And as far as I could tell, a traditionally dressed Himba or a traditionally dressed Herero could be sitting amongst Namibians in t-shirts and jeans at a gas station and no one really thought much about the variety. Except me. But I was a tourist.
I am of course not the only person who finds these tribes interesting. They receive a lot of attention and many of the Himba women have left the north for the bigger tourist attractions to make money by having their picture taken. The effects of interaction between western culture and people who have maintained consistant traditions is a long standing query of mine. On some level I want traditions to be protected. I want the world to house as many diverse histories and cultures as people have created. On the other hand, it isn't ethical to deny people in far flung places conviencies that would lighten their burden, or keep them from dying of things that are preventable. As far as the Himba go - their uniquness and beauty attract alot of outside attention - but is that attention giving them another reason to maintain their way of life or just drawing them away from their villages and throwing them into another world. If the rest of the country is become more and more modern, if jobs are in the big cities, than is it only a matter of time until everyone leaves the village in search of work, or education, or modernity. I don't know.

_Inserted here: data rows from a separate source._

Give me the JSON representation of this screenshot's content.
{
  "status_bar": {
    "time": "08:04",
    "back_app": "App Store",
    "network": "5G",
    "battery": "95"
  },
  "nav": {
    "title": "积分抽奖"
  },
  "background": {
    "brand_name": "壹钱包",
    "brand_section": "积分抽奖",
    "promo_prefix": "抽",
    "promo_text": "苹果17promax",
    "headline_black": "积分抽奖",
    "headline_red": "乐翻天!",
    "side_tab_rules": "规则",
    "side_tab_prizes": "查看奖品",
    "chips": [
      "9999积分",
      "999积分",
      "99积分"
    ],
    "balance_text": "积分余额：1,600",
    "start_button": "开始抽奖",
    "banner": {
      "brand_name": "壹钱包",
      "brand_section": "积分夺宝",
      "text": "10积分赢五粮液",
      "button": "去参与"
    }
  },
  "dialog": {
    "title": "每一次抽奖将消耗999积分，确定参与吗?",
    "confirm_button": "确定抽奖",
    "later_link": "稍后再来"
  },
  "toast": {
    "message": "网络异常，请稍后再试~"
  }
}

The Himba village I visited was a cultural village set up to receive tourist. It was a community project, all the money goes to the village and the people who participate for food, medicine, travel etc. Tours to the village are part of a scheme to care for orphans. That doesn't really seem like a bad idea- no one has to stay, they know what they are in for and they are use to dealing with tourist groups - who come on their terms. Fair enough. This village also said that most of the kids do not go to school because they do not want them to loose their traditions...

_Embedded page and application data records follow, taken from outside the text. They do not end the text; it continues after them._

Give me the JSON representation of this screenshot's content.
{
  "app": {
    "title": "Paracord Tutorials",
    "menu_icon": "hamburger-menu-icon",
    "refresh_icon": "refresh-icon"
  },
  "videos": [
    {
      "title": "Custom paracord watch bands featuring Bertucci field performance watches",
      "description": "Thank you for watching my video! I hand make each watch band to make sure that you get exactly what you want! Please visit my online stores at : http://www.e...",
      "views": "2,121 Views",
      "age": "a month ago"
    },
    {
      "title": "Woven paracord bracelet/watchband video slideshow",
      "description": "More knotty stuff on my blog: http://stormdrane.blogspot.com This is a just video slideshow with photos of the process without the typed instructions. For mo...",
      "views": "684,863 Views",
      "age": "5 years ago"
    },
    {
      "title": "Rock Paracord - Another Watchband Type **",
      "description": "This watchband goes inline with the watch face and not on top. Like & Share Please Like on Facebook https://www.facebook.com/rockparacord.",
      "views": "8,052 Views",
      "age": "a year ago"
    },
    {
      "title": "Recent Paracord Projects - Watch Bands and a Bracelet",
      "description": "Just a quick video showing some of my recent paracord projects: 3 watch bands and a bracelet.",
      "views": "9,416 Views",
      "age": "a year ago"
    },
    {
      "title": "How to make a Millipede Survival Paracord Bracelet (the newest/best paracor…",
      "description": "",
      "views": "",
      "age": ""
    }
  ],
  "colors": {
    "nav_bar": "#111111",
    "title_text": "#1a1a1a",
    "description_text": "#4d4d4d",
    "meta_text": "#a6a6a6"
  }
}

I hate being a tourist and all of this is just me trying to figure out how to be responsible tourist. I love traveling places. I love seeing things that are so different from anything I have ever seen before. I love being in beautiful places. I think the more people interact the more they care about and understand each other. And tourism is undeniably an economic opportunity and CAN be an economic opportunity for people who don't have many other opportunities. (That was another thing I thought was cool in Namibia. I THINK that some of the attractions we went to - the rock carving and cave paintings - were community projects - goverenment run but benefiting the people who lived there.) BUT I also know that tourism can be destructive. It can bring unwelcome things into different parts of the world, it can take advantage of desperate people, and it can cause environmental harm.

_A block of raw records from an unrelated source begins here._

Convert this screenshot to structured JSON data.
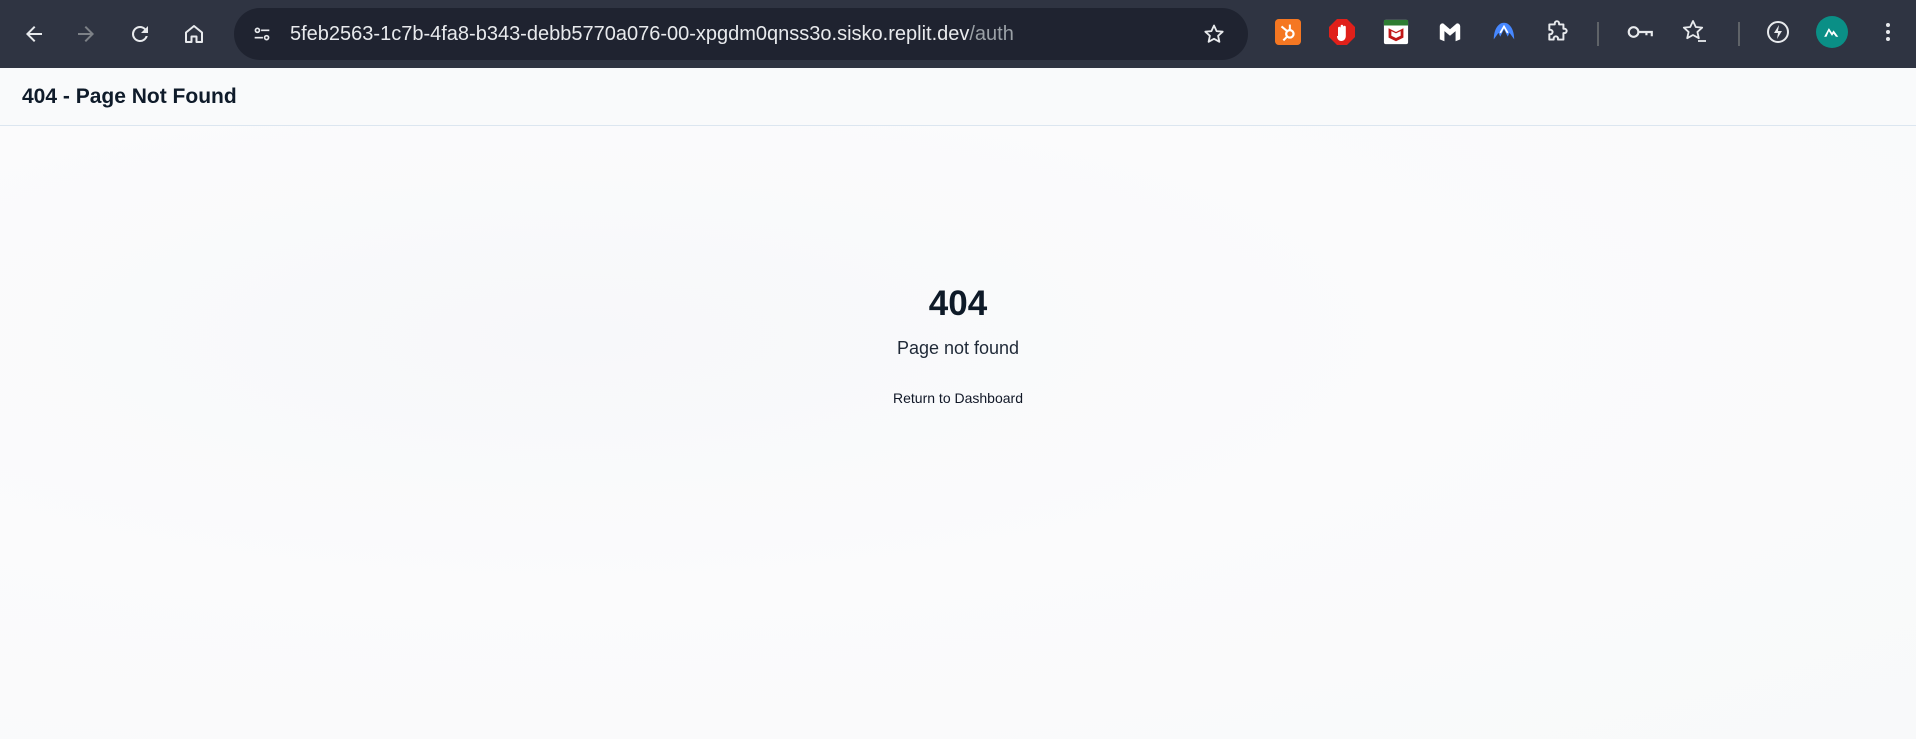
{
  "browser": {
    "url_host": "5feb2563-1c7b-4fa8-b343-debb5770a076-00-xpgdm0qnss3o.sisko.replit.dev",
    "url_path": "/auth",
    "nav": {
      "back_icon": "back-arrow-icon",
      "forward_icon": "forward-arrow-icon",
      "reload_icon": "reload-icon",
      "home_icon": "home-icon"
    },
    "extensions": [
      {
        "name": "hubspot-icon",
        "color": "#f57722"
      },
      {
        "name": "adblock-icon",
        "color": "#e0201a"
      },
      {
        "name": "mcafee-icon",
        "color": "#c01818"
      },
      {
        "name": "malwarebytes-icon",
        "color": "#ffffff"
      },
      {
        "name": "nordvpn-icon",
        "color": "#4687ff"
      },
      {
        "name": "extensions-puzzle-icon",
        "color": "#e8eaed"
      }
    ],
    "colors": {
      "toolbar": "#2f3442",
      "omnibox": "#1f2330",
      "profile_avatar": "#0a8f86"
    }
  },
  "page": {
    "header_title": "404 - Page Not Found",
    "error_code": "404",
    "error_message": "Page not found",
    "return_link": "Return to Dashboard"
  }
}
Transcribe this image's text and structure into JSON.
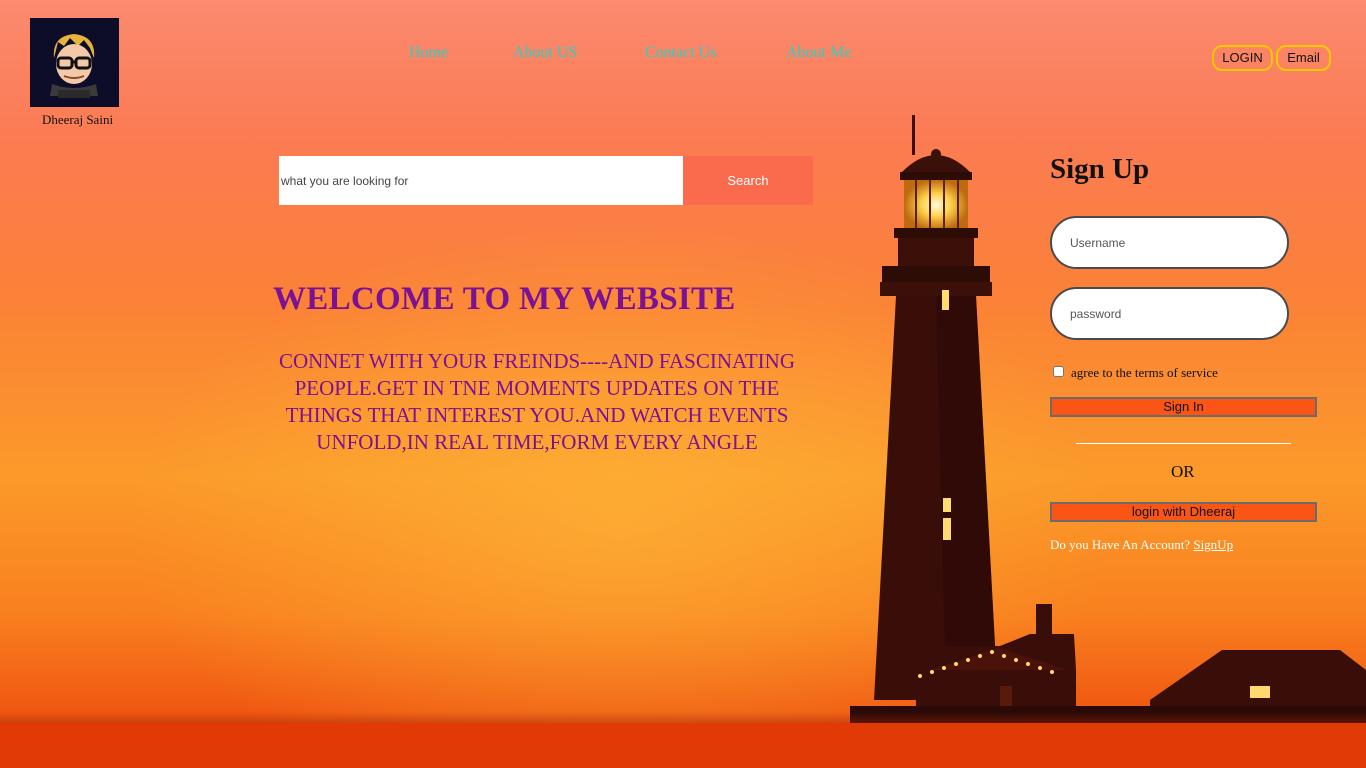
{
  "brand": {
    "name": "Dheeraj Saini",
    "logo_icon": "avatar-cartoon-glasses-icon"
  },
  "nav": {
    "items": [
      {
        "label": "Home"
      },
      {
        "label": "About US"
      },
      {
        "label": "Contact Us"
      },
      {
        "label": "About Me"
      }
    ],
    "login_label": "LOGIN",
    "email_label": "Email"
  },
  "search": {
    "placeholder": "what you are looking for",
    "button_label": "Search"
  },
  "hero": {
    "title": "WELCOME TO MY WEBSITE",
    "tagline": "CONNET WITH YOUR FREINDS----AND FASCINATING PEOPLE.GET IN TNE MOMENTS UPDATES ON THE THINGS THAT INTEREST YOU.AND WATCH EVENTS UNFOLD,IN REAL TIME,FORM EVERY ANGLE"
  },
  "signup": {
    "title": "Sign Up",
    "username_placeholder": "Username",
    "password_placeholder": "password",
    "terms_label": "agree to the terms of service",
    "signin_label": "Sign In",
    "or_text": "OR",
    "alt_login_label": "login with Dheeraj",
    "account_question": "Do you Have An Account?",
    "signup_link": "SignUp"
  },
  "colors": {
    "accent_purple": "#7b1193",
    "nav_teal": "#2bd0c5",
    "button_orange": "#fa5514",
    "search_button": "#fa6b4d",
    "border_yellow": "#f5c800"
  }
}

Where is my money really going? What am I contributing to? These are overwhelming questions for me. But significant.
Anyway. Namibia is really great. I want to go back. I want to go back in my own vehicle so I can get to hard to reach places. Like the very very north. Like the sand dunes that run into the ocean. Like Soussevlei which is probably one of the most spectacular sites in the world and I didn't go because of money. That seems stupid now. Another time. I will go back.
The more I travel the more I want to see - and the more places to which I want to some day return to.